EXERCISE –
The output is to match the entries below character for character.

(Data about app and page elements)
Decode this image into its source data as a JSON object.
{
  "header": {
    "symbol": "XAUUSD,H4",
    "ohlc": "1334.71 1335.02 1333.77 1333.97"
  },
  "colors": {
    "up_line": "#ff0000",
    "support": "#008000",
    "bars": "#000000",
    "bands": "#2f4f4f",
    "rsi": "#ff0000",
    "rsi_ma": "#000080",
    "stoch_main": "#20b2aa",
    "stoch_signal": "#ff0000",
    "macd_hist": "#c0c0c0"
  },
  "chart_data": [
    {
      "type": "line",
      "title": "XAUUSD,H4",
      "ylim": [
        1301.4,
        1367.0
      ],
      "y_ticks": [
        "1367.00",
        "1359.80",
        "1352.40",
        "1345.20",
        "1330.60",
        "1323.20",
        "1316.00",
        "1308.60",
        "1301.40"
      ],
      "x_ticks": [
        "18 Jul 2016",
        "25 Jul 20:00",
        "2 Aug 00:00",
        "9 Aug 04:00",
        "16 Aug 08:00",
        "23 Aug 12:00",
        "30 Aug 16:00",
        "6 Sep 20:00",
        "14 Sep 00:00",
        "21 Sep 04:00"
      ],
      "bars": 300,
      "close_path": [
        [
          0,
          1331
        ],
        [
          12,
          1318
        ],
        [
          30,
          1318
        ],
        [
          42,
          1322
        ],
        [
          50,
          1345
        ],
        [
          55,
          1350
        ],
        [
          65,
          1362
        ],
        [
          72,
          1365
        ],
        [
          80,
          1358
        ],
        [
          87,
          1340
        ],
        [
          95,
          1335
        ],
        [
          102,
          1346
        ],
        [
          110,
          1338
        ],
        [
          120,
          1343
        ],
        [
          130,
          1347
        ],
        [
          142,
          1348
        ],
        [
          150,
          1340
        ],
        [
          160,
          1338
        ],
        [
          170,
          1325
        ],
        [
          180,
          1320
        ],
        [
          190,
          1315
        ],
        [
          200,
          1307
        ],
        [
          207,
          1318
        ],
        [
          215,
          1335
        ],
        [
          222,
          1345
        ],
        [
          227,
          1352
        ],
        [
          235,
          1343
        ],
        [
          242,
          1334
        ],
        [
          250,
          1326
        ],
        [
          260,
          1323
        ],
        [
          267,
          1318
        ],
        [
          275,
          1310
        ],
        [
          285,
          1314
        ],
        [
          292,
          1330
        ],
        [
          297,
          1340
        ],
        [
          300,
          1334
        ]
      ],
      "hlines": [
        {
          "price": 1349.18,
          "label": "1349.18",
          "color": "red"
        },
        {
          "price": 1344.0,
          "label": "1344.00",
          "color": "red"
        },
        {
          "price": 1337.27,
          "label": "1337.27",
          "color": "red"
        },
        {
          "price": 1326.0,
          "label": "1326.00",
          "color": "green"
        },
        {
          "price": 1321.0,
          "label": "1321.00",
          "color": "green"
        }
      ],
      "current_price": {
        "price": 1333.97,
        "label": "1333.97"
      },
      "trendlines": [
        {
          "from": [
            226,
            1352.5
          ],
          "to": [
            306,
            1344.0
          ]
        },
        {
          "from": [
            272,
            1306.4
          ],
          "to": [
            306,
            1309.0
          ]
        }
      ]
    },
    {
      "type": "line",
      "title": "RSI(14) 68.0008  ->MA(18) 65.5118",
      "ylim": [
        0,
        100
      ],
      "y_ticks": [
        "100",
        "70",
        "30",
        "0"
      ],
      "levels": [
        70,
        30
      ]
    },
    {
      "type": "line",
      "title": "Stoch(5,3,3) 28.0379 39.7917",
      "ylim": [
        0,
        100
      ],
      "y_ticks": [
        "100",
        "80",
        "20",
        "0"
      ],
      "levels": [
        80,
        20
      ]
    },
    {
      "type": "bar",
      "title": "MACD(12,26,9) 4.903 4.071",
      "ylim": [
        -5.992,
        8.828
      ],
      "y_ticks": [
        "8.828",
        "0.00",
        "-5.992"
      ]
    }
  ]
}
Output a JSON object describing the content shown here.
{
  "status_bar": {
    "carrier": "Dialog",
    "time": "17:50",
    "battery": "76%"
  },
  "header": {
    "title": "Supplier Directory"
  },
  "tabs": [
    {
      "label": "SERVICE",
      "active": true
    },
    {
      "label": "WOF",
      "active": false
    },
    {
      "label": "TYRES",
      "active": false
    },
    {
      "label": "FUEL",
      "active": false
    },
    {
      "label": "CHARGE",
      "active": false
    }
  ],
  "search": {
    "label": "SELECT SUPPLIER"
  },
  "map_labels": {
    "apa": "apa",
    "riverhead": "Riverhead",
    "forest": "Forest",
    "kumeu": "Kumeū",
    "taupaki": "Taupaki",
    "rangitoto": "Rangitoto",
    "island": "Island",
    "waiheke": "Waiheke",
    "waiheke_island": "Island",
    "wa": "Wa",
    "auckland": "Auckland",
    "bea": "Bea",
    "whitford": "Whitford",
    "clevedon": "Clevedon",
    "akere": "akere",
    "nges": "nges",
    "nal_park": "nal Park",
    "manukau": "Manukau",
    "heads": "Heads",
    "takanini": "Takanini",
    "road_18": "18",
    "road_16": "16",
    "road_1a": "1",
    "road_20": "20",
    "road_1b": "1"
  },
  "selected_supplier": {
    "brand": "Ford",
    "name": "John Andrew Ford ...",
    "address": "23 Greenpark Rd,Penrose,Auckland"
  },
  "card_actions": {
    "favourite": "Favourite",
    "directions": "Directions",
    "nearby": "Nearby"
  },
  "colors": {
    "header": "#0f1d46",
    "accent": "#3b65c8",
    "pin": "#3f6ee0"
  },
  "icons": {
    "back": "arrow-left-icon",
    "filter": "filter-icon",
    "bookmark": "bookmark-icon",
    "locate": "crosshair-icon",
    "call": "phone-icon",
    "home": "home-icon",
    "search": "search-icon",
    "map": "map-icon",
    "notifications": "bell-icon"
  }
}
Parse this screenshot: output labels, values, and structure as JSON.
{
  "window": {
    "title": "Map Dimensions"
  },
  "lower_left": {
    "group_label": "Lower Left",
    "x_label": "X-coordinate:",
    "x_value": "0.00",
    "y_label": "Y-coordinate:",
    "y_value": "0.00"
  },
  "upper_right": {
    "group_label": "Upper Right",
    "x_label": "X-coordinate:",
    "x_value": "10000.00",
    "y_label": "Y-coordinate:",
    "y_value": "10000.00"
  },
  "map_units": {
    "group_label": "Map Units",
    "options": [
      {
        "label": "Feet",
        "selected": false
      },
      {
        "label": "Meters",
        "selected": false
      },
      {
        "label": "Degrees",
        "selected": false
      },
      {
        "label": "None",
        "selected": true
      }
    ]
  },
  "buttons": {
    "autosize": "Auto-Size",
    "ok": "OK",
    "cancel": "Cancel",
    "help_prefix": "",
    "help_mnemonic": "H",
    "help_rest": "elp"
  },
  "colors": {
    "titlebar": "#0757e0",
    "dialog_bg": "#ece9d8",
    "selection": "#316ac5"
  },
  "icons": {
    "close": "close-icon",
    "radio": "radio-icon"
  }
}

ANSWER BOX –
Decode this image into its source data as a JSON object.
{
  "header": {
    "symbol": "XAUUSD,H4",
    "ohlc": "1334.71 1335.02 1333.77 1333.97"
  },
  "colors": {
    "up_line": "#ff0000",
    "support": "#008000",
    "bars": "#000000",
    "bands": "#2f4f4f",
    "rsi": "#ff0000",
    "rsi_ma": "#000080",
    "stoch_main": "#20b2aa",
    "stoch_signal": "#ff0000",
    "macd_hist": "#c0c0c0"
  },
  "chart_data": [
    {
      "type": "line",
      "title": "XAUUSD,H4",
      "ylim": [
        1301.4,
        1367.0
      ],
      "y_ticks": [
        "1367.00",
        "1359.80",
        "1352.40",
        "1345.20",
        "1330.60",
        "1323.20",
        "1316.00",
        "1308.60",
        "1301.40"
      ],
      "x_ticks": [
        "18 Jul 2016",
        "25 Jul 20:00",
        "2 Aug 00:00",
        "9 Aug 04:00",
        "16 Aug 08:00",
        "23 Aug 12:00",
        "30 Aug 16:00",
        "6 Sep 20:00",
        "14 Sep 00:00",
        "21 Sep 04:00"
      ],
      "bars": 300,
      "close_path": [
        [
          0,
          1331
        ],
        [
          12,
          1318
        ],
        [
          30,
          1318
        ],
        [
          42,
          1322
        ],
        [
          50,
          1345
        ],
        [
          55,
          1350
        ],
        [
          65,
          1362
        ],
        [
          72,
          1365
        ],
        [
          80,
          1358
        ],
        [
          87,
          1340
        ],
        [
          95,
          1335
        ],
        [
          102,
          1346
        ],
        [
          110,
          1338
        ],
        [
          120,
          1343
        ],
        [
          130,
          1347
        ],
        [
          142,
          1348
        ],
        [
          150,
          1340
        ],
        [
          160,
          1338
        ],
        [
          170,
          1325
        ],
        [
          180,
          1320
        ],
        [
          190,
          1315
        ],
        [
          200,
          1307
        ],
        [
          207,
          1318
        ],
        [
          215,
          1335
        ],
        [
          222,
          1345
        ],
        [
          227,
          1352
        ],
        [
          235,
          1343
        ],
        [
          242,
          1334
        ],
        [
          250,
          1326
        ],
        [
          260,
          1323
        ],
        [
          267,
          1318
        ],
        [
          275,
          1310
        ],
        [
          285,
          1314
        ],
        [
          292,
          1330
        ],
        [
          297,
          1340
        ],
        [
          300,
          1334
        ]
      ],
      "hlines": [
        {
          "price": 1349.18,
          "label": "1349.18",
          "color": "red"
        },
        {
          "price": 1344.0,
          "label": "1344.00",
          "color": "red"
        },
        {
          "price": 1337.27,
          "label": "1337.27",
          "color": "red"
        },
        {
          "price": 1326.0,
          "label": "1326.00",
          "color": "green"
        },
        {
          "price": 1321.0,
          "label": "1321.00",
          "color": "green"
        }
      ],
      "current_price": {
        "price": 1333.97,
        "label": "1333.97"
      },
      "trendlines": [
        {
          "from": [
            226,
            1352.5
          ],
          "to": [
            306,
            1344.0
          ]
        },
        {
          "from": [
            272,
            1306.4
          ],
          "to": [
            306,
            1309.0
          ]
        }
      ]
    },
    {
      "type": "line",
      "title": "RSI(14) 68.0008  ->MA(18) 65.5118",
      "ylim": [
        0,
        100
      ],
      "y_ticks": [
        "100",
        "70",
        "30",
        "0"
      ],
      "levels": [
        70,
        30
      ]
    },
    {
      "type": "line",
      "title": "Stoch(5,3,3) 28.0379 39.7917",
      "ylim": [
        0,
        100
      ],
      "y_ticks": [
        "100",
        "80",
        "20",
        "0"
      ],
      "levels": [
        80,
        20
      ]
    },
    {
      "type": "bar",
      "title": "MACD(12,26,9) 4.903 4.071",
      "ylim": [
        -5.992,
        8.828
      ],
      "y_ticks": [
        "8.828",
        "0.00",
        "-5.992"
      ]
    }
  ]
}
Output a JSON object describing the content shown here.
{
  "status_bar": {
    "carrier": "Dialog",
    "time": "17:50",
    "battery": "76%"
  },
  "header": {
    "title": "Supplier Directory"
  },
  "tabs": [
    {
      "label": "SERVICE",
      "active": true
    },
    {
      "label": "WOF",
      "active": false
    },
    {
      "label": "TYRES",
      "active": false
    },
    {
      "label": "FUEL",
      "active": false
    },
    {
      "label": "CHARGE",
      "active": false
    }
  ],
  "search": {
    "label": "SELECT SUPPLIER"
  },
  "map_labels": {
    "apa": "apa",
    "riverhead": "Riverhead",
    "forest": "Forest",
    "kumeu": "Kumeū",
    "taupaki": "Taupaki",
    "rangitoto": "Rangitoto",
    "island": "Island",
    "waiheke": "Waiheke",
    "waiheke_island": "Island",
    "wa": "Wa",
    "auckland": "Auckland",
    "bea": "Bea",
    "whitford": "Whitford",
    "clevedon": "Clevedon",
    "akere": "akere",
    "nges": "nges",
    "nal_park": "nal Park",
    "manukau": "Manukau",
    "heads": "Heads",
    "takanini": "Takanini",
    "road_18": "18",
    "road_16": "16",
    "road_1a": "1",
    "road_20": "20",
    "road_1b": "1"
  },
  "selected_supplier": {
    "brand": "Ford",
    "name": "John Andrew Ford ...",
    "address": "23 Greenpark Rd,Penrose,Auckland"
  },
  "card_actions": {
    "favourite": "Favourite",
    "directions": "Directions",
    "nearby": "Nearby"
  },
  "colors": {
    "header": "#0f1d46",
    "accent": "#3b65c8",
    "pin": "#3f6ee0"
  },
  "icons": {
    "back": "arrow-left-icon",
    "filter": "filter-icon",
    "bookmark": "bookmark-icon",
    "locate": "crosshair-icon",
    "call": "phone-icon",
    "home": "home-icon",
    "search": "search-icon",
    "map": "map-icon",
    "notifications": "bell-icon"
  }
}
Parse this screenshot: output labels, values, and structure as JSON.
{
  "window": {
    "title": "Map Dimensions"
  },
  "lower_left": {
    "group_label": "Lower Left",
    "x_label": "X-coordinate:",
    "x_value": "0.00",
    "y_label": "Y-coordinate:",
    "y_value": "0.00"
  },
  "upper_right": {
    "group_label": "Upper Right",
    "x_label": "X-coordinate:",
    "x_value": "10000.00",
    "y_label": "Y-coordinate:",
    "y_value": "10000.00"
  },
  "map_units": {
    "group_label": "Map Units",
    "options": [
      {
        "label": "Feet",
        "selected": false
      },
      {
        "label": "Meters",
        "selected": false
      },
      {
        "label": "Degrees",
        "selected": false
      },
      {
        "label": "None",
        "selected": true
      }
    ]
  },
  "buttons": {
    "autosize": "Auto-Size",
    "ok": "OK",
    "cancel": "Cancel",
    "help_prefix": "",
    "help_mnemonic": "H",
    "help_rest": "elp"
  },
  "colors": {
    "titlebar": "#0757e0",
    "dialog_bg": "#ece9d8",
    "selection": "#316ac5"
  },
  "icons": {
    "close": "close-icon",
    "radio": "radio-icon"
  }
}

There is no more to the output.